(Exercise material)

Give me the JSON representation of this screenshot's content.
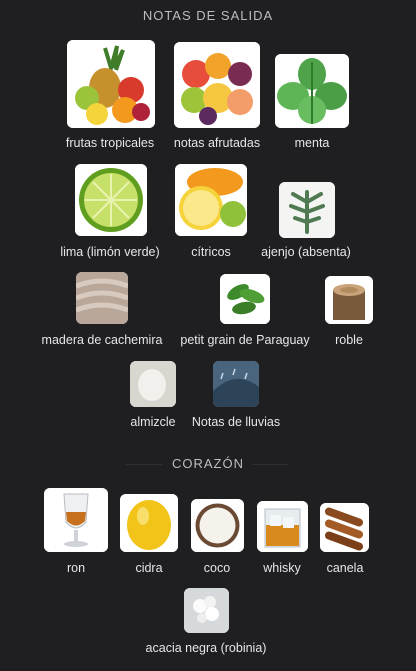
{
  "sections": [
    {
      "title": "NOTAS DE SALIDA",
      "items": [
        {
          "label": "frutas tropicales",
          "icon": "tropical-fruits"
        },
        {
          "label": "notas afrutadas",
          "icon": "fruity-notes"
        },
        {
          "label": "menta",
          "icon": "mint"
        },
        {
          "label": "lima (limón verde)",
          "icon": "lime"
        },
        {
          "label": "cítricos",
          "icon": "citrus"
        },
        {
          "label": "ajenjo (absenta)",
          "icon": "wormwood"
        },
        {
          "label": "madera de cachemira",
          "icon": "cashmere-wood"
        },
        {
          "label": "petit grain de Paraguay",
          "icon": "petitgrain"
        },
        {
          "label": "roble",
          "icon": "oak"
        },
        {
          "label": "almizcle",
          "icon": "musk"
        },
        {
          "label": "Notas de lluvias",
          "icon": "rain"
        }
      ]
    },
    {
      "title": "CORAZÓN",
      "items": [
        {
          "label": "ron",
          "icon": "rum"
        },
        {
          "label": "cidra",
          "icon": "citron"
        },
        {
          "label": "coco",
          "icon": "coconut"
        },
        {
          "label": "whisky",
          "icon": "whisky"
        },
        {
          "label": "canela",
          "icon": "cinnamon"
        },
        {
          "label": "acacia negra (robinia)",
          "icon": "robinia"
        }
      ]
    }
  ]
}
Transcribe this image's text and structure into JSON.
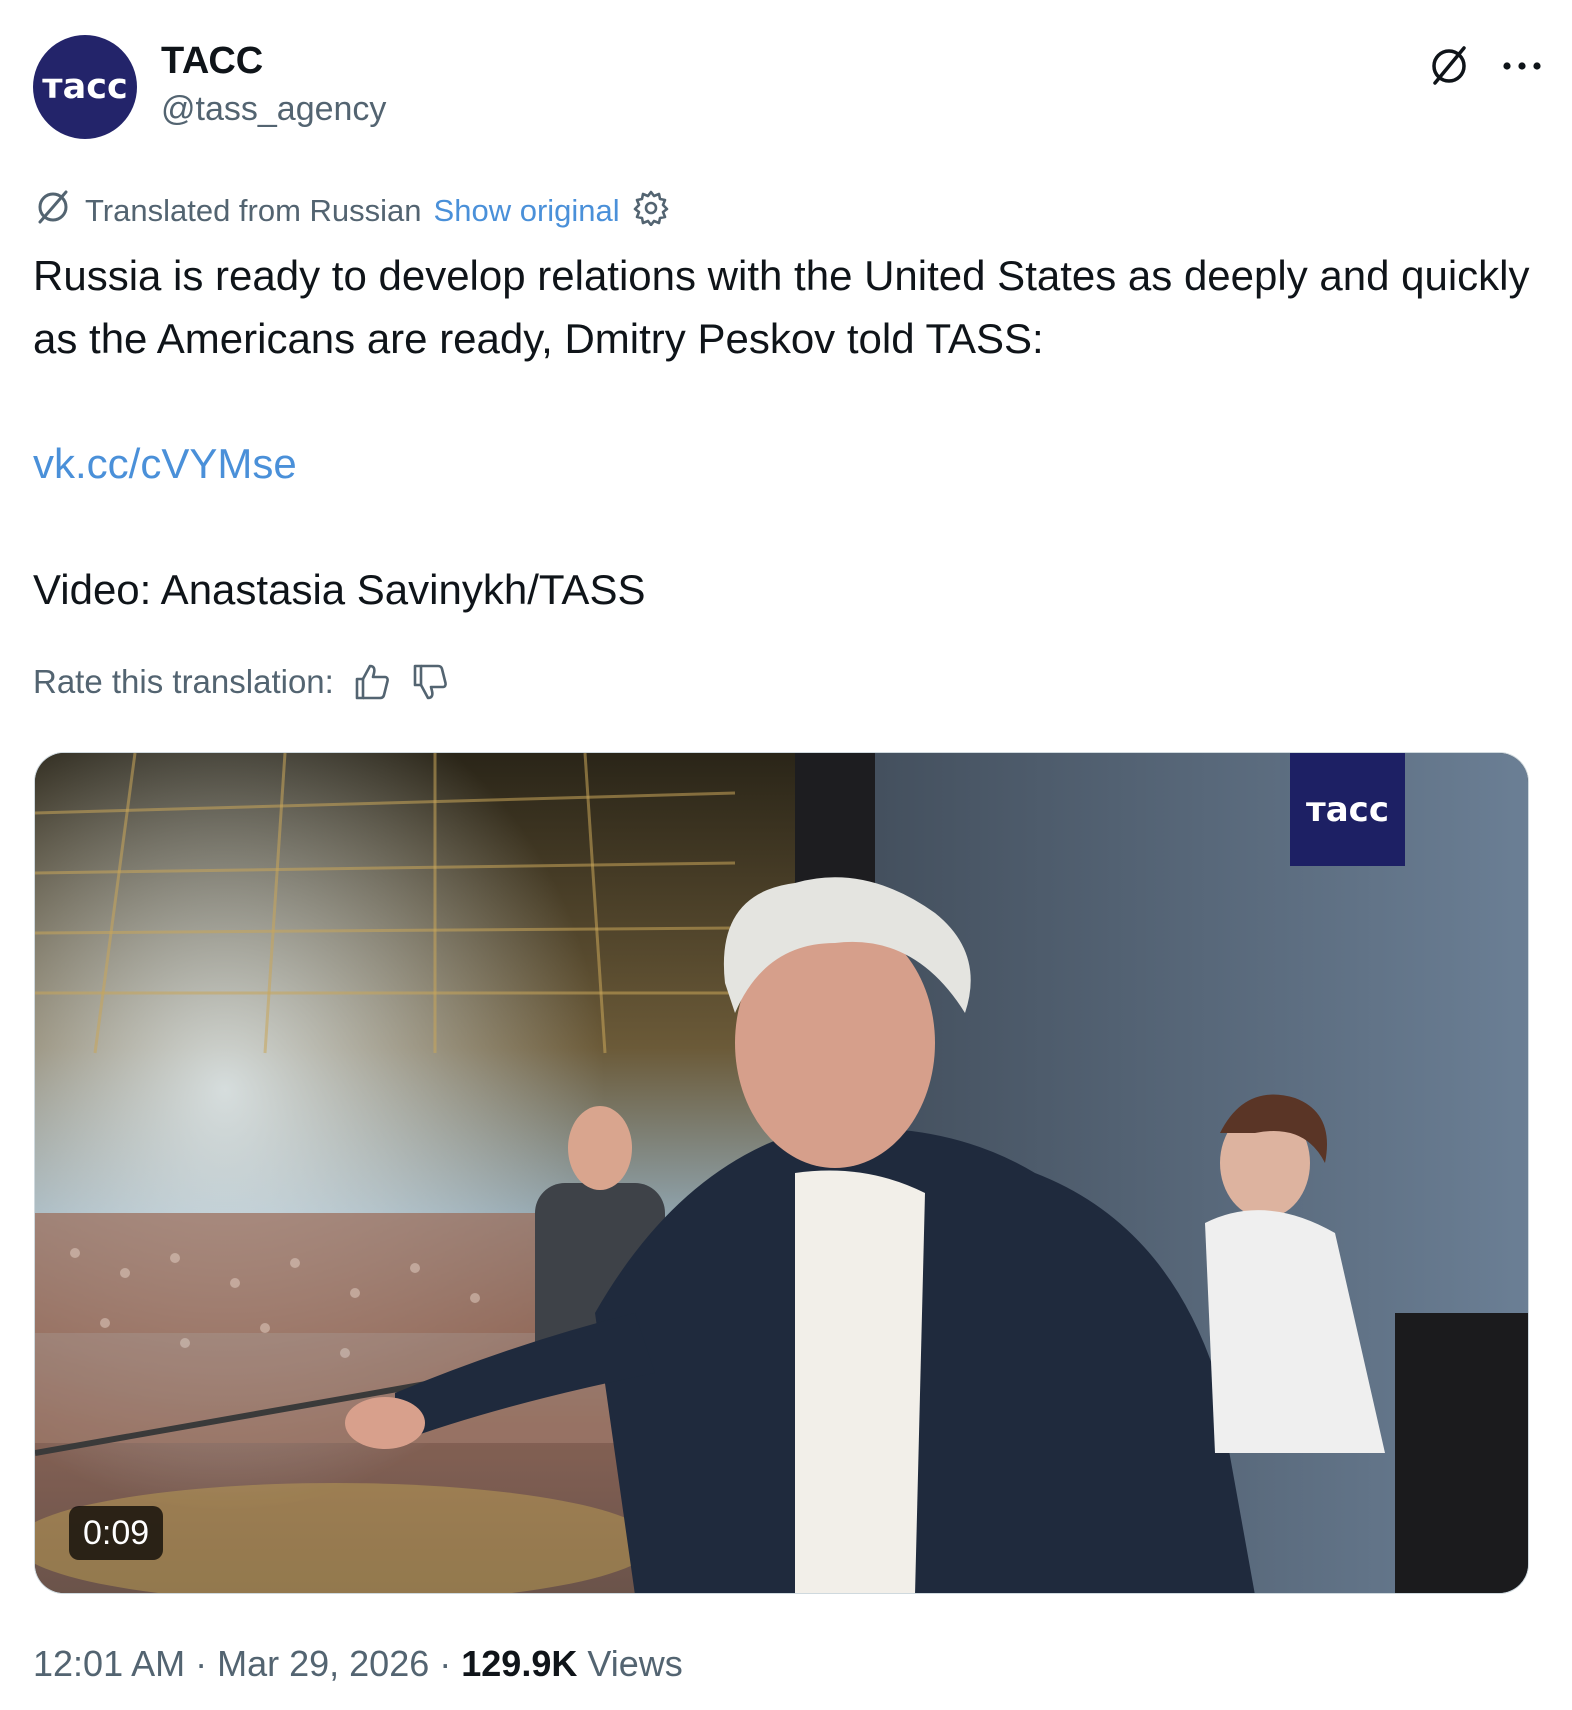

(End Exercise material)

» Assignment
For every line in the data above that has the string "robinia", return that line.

» Result for this exercise
          "label": "acacia negra (robinia)",
          "icon": "robinia"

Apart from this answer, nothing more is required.